1. Stopped the Bin-nan petrochemical development project (proposed in Taiwan in prime spoonbill habitat) through project critique, advocacy, and alternative plan proposal.
2. Stalled free-trade zone airport and development slated for former Bin-nan site through project critique and alternative plan proposal.
3. Through habitat stepping-stone research and planning, delineated habitat preservation zones now included in the master plan for the Southwest Coast National Scenic Area (NSA) in Taiwan. (The area was created as a result of stopping Bin-nan and calling attention to the region’s natural resources.)
4. Extended spoonbill research and advocacy to include scientists around the world, UC Berkeley-National Taiwan University partnership, politicians at all scales in Taiwan, and environmental activists along the spoonbill’s flyway.
5. Raised awareness of the spoonbill through advocacy and through Taiwan and US media campaigns.
6. Advanced the science on spoonbill habitat needs and the application of this thinking to local land use and environmental resource planning, including the 91-page research report, “Geometries: land use strategies for preserving coastal wetlands”.
7. Advanced ecotourism planning in Taiwan based on scholarship and field research.
8. Empowered local grassroots groups in southwest Taiwan.
9. Created a model for university participatory-action research that applies to environmental planning issues, which has won several awards.
10. Held the international conference, Remodeling Design Activism.
11. Participated in workshops with local activists in South Korea since 2006 to share strategies on ecotourism, spoonbill habitat preservation, and large national public works projects that threaten to destroy the bird’s breeding grounds.

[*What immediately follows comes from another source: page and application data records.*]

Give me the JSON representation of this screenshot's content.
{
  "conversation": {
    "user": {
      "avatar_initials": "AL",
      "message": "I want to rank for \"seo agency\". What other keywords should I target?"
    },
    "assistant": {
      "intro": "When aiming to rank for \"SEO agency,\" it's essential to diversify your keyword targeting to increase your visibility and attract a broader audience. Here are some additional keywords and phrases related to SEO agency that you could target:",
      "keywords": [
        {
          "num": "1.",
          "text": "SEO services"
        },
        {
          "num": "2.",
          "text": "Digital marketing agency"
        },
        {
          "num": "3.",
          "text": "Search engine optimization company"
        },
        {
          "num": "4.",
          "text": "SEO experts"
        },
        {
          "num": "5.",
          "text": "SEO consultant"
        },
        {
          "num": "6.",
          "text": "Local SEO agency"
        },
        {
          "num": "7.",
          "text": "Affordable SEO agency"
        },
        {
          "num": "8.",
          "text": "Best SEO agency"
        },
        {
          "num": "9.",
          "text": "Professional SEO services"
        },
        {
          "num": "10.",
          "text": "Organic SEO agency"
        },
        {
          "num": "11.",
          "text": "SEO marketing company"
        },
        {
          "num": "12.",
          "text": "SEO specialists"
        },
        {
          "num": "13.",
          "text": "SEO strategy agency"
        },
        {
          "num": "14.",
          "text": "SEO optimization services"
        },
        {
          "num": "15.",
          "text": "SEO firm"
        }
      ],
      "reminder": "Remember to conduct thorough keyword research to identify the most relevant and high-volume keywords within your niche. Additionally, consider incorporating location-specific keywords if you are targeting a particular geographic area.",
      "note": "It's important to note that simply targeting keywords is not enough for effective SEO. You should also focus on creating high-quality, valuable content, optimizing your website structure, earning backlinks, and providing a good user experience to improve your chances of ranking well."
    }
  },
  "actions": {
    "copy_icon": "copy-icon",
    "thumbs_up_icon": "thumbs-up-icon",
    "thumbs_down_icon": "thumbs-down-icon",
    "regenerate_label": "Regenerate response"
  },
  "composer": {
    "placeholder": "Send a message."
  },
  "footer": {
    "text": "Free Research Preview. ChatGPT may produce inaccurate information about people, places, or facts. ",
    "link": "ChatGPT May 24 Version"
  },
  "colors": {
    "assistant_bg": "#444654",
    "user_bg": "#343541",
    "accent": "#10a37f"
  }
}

12. Has remained in business since 1997 with minimal funding, a relatively small membership, and an even smaller working group of volunteers.